_Exercise objective_: Nothing but the pictures should be left out when you copy the records exactly.
============
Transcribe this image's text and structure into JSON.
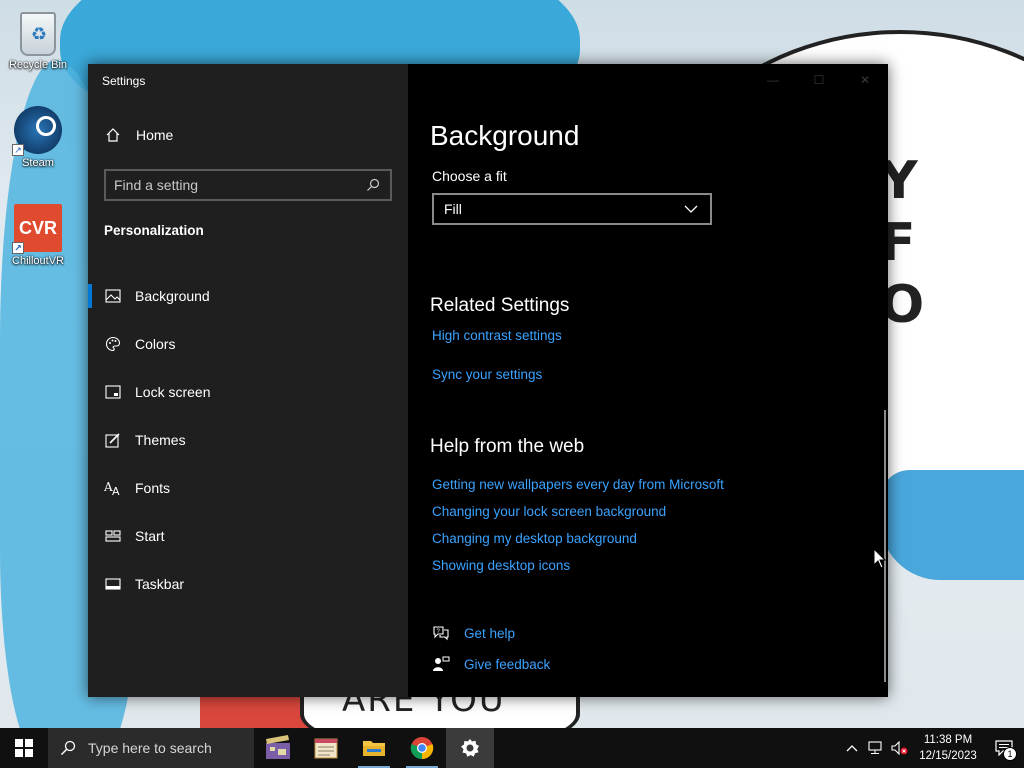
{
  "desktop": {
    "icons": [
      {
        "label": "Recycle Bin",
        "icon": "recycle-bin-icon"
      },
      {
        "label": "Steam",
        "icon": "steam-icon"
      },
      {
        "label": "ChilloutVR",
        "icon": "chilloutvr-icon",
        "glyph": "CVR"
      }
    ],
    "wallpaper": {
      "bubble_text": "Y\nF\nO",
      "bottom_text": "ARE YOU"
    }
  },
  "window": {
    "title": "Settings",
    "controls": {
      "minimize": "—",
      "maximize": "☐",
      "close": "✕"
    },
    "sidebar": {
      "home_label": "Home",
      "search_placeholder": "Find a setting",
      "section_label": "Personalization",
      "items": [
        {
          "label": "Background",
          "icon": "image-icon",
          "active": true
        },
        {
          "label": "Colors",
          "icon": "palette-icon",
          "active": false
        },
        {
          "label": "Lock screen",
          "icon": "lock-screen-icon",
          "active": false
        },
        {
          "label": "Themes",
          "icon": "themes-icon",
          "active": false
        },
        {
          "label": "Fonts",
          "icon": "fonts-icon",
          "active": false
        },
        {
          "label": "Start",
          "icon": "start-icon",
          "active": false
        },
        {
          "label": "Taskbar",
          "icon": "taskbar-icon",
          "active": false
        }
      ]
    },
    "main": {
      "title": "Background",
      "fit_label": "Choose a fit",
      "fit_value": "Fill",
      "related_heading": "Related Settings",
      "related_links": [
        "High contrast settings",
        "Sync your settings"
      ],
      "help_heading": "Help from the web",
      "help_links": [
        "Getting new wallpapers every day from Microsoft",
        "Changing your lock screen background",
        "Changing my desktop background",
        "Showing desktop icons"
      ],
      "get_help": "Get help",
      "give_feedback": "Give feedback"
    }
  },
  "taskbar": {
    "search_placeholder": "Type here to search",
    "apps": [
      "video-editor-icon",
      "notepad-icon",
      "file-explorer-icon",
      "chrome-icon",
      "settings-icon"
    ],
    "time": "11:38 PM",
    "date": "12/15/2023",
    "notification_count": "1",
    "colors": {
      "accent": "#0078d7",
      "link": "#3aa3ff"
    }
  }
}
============
_Output for this task_:
Transcribe this image's text and structure into JSON.
{
  "desktop": {
    "icons": [
      {
        "label": "Recycle Bin",
        "icon": "recycle-bin-icon"
      },
      {
        "label": "Steam",
        "icon": "steam-icon"
      },
      {
        "label": "ChilloutVR",
        "icon": "chilloutvr-icon",
        "glyph": "CVR"
      }
    ],
    "wallpaper": {
      "bubble_text": "Y\nF\nO",
      "bottom_text": "ARE YOU"
    }
  },
  "window": {
    "title": "Settings",
    "controls": {
      "minimize": "—",
      "maximize": "☐",
      "close": "✕"
    },
    "sidebar": {
      "home_label": "Home",
      "search_placeholder": "Find a setting",
      "section_label": "Personalization",
      "items": [
        {
          "label": "Background",
          "icon": "image-icon",
          "active": true
        },
        {
          "label": "Colors",
          "icon": "palette-icon",
          "active": false
        },
        {
          "label": "Lock screen",
          "icon": "lock-screen-icon",
          "active": false
        },
        {
          "label": "Themes",
          "icon": "themes-icon",
          "active": false
        },
        {
          "label": "Fonts",
          "icon": "fonts-icon",
          "active": false
        },
        {
          "label": "Start",
          "icon": "start-icon",
          "active": false
        },
        {
          "label": "Taskbar",
          "icon": "taskbar-icon",
          "active": false
        }
      ]
    },
    "main": {
      "title": "Background",
      "fit_label": "Choose a fit",
      "fit_value": "Fill",
      "related_heading": "Related Settings",
      "related_links": [
        "High contrast settings",
        "Sync your settings"
      ],
      "help_heading": "Help from the web",
      "help_links": [
        "Getting new wallpapers every day from Microsoft",
        "Changing your lock screen background",
        "Changing my desktop background",
        "Showing desktop icons"
      ],
      "get_help": "Get help",
      "give_feedback": "Give feedback"
    }
  },
  "taskbar": {
    "search_placeholder": "Type here to search",
    "apps": [
      "video-editor-icon",
      "notepad-icon",
      "file-explorer-icon",
      "chrome-icon",
      "settings-icon"
    ],
    "time": "11:38 PM",
    "date": "12/15/2023",
    "notification_count": "1",
    "colors": {
      "accent": "#0078d7",
      "link": "#3aa3ff"
    }
  }
}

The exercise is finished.